It is unclear how much vision truly affects learning. For instances, the correlation between hyperopia (farsightedness) and reading ability is negative. Myopic (nearsighted) children are more commonly better readers. Yet, kids who spend many hours reading can develop myopia. Prior to joining the United States, myopia was rare in Alaska. After joining the union, over 50 percent of all Alaskan children are now nearsighted. Hence, poor distance vision has been linked to successful reading. In other words, nearsighted kids tend to have better reading abilities. Statistically, children with hyperopia fall behind as less adequate readers.
Certain mechanical visual skills like focusing, eye teaming, convergence or accommodation are related to reading ability. If either or both eye systems are fatigued reading can be impaired. In addition, there is a connection between eye movement capability and smooth pursuits and reading. Kids who fail to make accurate eye movement tend to skip words and lines while reading.
In a school setting, a child must focus on the central portion of the visual system, and disregard peripheral vision, which was designed to respond to the motion. If a child has difficulty ignoring peripheral activity, the student will become distracted. By improving eye movement skills, the child will experience less distraction and make few reading errors.

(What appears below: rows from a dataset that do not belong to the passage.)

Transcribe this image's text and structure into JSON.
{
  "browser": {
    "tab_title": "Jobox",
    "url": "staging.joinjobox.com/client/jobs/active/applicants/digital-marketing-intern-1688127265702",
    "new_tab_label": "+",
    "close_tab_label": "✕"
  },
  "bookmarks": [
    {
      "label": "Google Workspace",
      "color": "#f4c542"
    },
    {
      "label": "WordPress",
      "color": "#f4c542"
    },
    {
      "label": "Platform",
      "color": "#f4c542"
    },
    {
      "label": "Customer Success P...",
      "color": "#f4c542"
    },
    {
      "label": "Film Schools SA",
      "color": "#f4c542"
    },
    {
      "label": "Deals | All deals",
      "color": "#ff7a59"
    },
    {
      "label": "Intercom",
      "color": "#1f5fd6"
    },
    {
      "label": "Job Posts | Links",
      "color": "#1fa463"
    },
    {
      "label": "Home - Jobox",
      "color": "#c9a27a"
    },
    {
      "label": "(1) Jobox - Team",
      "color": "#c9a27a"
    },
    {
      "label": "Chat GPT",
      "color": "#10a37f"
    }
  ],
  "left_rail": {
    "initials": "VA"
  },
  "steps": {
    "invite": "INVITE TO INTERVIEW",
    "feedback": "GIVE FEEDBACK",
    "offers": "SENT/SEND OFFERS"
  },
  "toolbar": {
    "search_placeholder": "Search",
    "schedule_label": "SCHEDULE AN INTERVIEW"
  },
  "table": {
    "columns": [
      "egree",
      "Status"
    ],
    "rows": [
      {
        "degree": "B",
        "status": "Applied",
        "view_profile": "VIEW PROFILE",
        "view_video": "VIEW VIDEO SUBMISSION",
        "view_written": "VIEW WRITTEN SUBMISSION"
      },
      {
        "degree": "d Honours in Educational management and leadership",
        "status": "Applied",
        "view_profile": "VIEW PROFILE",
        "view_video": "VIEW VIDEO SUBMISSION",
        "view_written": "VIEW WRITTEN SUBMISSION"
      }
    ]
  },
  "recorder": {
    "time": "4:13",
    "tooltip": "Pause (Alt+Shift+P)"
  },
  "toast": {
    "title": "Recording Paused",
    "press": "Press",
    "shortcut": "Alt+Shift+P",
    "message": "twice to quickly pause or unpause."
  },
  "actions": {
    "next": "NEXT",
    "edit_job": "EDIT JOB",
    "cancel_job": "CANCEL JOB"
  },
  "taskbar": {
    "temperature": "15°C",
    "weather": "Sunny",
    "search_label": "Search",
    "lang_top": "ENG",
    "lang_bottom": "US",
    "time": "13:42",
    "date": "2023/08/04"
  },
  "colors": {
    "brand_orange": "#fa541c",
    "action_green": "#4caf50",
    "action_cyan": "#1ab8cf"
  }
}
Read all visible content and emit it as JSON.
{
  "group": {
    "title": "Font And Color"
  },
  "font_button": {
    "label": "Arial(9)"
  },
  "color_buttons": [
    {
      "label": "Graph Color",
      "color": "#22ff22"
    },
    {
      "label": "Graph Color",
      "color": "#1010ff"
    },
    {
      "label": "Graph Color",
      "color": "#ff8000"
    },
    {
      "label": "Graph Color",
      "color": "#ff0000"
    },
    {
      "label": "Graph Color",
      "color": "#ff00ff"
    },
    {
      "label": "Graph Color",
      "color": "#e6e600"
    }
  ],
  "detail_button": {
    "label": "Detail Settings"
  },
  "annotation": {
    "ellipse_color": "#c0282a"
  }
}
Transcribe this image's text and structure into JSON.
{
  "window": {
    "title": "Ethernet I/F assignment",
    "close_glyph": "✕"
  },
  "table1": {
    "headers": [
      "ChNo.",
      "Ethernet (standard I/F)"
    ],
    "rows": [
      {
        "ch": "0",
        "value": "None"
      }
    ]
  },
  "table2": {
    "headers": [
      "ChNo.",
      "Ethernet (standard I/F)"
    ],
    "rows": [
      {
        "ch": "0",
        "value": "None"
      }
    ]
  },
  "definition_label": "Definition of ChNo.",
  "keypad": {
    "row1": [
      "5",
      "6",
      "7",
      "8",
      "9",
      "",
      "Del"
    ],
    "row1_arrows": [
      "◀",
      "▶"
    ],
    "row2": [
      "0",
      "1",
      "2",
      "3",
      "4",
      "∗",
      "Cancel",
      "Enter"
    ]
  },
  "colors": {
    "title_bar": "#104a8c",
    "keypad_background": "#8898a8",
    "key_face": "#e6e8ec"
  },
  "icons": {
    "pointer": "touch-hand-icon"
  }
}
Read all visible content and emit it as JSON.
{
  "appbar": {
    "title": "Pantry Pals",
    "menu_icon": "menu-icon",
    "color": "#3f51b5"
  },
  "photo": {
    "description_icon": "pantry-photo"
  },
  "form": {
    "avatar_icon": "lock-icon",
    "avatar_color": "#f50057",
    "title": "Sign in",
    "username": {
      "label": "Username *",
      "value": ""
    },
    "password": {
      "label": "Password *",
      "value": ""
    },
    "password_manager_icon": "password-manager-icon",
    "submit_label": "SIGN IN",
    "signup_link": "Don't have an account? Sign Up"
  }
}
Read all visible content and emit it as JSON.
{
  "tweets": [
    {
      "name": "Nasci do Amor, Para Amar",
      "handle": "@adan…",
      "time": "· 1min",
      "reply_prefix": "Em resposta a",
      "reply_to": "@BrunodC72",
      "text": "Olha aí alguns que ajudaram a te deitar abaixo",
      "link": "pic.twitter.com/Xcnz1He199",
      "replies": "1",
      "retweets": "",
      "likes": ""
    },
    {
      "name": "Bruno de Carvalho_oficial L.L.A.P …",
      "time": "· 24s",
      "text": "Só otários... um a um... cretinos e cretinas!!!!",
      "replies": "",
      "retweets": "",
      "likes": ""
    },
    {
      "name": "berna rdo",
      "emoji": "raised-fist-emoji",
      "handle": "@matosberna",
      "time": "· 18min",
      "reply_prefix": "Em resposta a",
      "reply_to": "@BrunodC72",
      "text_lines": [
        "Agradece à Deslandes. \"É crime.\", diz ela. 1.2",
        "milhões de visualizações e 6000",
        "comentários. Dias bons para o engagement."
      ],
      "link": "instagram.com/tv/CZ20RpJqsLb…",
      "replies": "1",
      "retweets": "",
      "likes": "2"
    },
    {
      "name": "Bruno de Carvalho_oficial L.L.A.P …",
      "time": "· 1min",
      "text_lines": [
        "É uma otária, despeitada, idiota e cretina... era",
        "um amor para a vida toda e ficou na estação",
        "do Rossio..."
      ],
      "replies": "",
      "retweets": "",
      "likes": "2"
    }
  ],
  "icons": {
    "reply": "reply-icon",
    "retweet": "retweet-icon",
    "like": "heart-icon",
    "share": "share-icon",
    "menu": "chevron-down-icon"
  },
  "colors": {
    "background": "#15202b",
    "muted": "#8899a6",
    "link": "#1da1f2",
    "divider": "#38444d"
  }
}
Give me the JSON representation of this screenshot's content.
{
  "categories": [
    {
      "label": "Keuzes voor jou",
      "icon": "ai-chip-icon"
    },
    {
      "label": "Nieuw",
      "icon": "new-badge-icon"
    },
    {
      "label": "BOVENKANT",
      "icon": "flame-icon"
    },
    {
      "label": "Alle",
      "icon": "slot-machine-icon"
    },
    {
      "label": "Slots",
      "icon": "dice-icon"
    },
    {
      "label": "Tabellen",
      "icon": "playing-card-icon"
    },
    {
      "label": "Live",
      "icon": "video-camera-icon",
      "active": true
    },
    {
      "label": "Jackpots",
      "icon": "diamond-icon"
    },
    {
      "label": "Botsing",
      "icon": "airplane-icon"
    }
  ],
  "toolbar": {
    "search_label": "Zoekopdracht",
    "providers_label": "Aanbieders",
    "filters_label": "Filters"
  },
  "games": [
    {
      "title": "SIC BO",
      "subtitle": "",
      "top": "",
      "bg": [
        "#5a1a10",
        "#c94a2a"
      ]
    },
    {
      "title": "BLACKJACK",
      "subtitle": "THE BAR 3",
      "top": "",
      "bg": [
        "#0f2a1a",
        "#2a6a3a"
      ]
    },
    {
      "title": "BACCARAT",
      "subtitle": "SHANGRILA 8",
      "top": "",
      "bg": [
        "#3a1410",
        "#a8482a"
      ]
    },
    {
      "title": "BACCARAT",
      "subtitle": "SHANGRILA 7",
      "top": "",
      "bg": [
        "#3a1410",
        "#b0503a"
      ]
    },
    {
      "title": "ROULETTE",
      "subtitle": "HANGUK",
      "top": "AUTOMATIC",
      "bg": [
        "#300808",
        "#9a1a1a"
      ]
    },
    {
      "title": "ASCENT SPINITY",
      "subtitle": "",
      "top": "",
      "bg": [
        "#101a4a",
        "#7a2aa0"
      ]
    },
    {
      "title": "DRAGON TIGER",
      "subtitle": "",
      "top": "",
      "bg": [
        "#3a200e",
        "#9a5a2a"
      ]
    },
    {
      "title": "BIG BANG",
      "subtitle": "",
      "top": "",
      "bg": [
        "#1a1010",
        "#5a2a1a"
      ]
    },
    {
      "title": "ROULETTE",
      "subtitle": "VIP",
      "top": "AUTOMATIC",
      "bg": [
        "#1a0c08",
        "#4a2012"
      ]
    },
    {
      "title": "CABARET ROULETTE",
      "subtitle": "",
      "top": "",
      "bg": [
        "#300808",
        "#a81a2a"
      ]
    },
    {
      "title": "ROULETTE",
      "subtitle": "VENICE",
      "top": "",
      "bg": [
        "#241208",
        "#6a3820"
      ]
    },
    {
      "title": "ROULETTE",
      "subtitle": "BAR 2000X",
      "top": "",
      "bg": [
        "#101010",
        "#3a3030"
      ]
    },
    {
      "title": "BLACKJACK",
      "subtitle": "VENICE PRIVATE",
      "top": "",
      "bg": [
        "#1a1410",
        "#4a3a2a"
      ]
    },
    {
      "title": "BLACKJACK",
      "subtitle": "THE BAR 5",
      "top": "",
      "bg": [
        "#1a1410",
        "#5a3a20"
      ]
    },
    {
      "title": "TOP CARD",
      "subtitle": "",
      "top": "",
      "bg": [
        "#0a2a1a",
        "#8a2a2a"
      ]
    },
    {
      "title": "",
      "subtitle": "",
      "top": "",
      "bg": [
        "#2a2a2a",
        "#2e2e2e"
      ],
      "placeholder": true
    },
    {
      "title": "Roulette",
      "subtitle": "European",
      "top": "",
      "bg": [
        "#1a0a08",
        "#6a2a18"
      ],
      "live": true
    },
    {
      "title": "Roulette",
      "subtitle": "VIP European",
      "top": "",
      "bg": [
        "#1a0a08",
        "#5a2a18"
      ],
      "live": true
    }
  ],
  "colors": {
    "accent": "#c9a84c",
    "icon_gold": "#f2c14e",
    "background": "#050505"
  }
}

To read properly you must be able to fixate on one spot to the next. A second vision & learning relationship is tracking and attention. Kids with eye movement challenges get distracted easily and lose their place. Keep in mind that the system was designed to detect motion and danger through peripheral vision. When the system is functioning as nature intended, there are sources of movements all around in a classroom. The result is an inattentive student. Therefore, the reflexive eye movements must be trained to not respond involuntarily to peripheral movement. Also, accuracy and speed must be disciplined so that a child will not lose his or her place.
Vision therapy in Lambertville is very effective at improving these skills. Once the eyes receive the information, it must be returned to the brain for processing. The data is integrated with the sensory-motor portions of the brain and utilized appropriately. Perceptual and motor defects may interfere with reading. The key is perceptual motor skills in the early acquisition of such skills. It is important to identify a deficit at a young age. Remediation of reading skills in later years is less successful.Therefore, early identification and intervention are crucial.
It is a common presumption that kids who reverse letters or words view them backward. This simply not true. The problem is directional confusion. In every day life direction has little significance. No matter how it is placed, a chair is still a chair. In language, a change in direction alters the meaning. An upside-down d becomes q. If you flip it again, you will get a p. The difference between top and pot is merely direction,
All optical errors should be corrected, eye muscle challenges must be eliminated, and smooth accurate eye movements need to be created. Also, we must interpret what we see properly and use it appropriately. These necessary perceptual skills include size and shape recognition, hand-eye coordination, form perception and visual memory.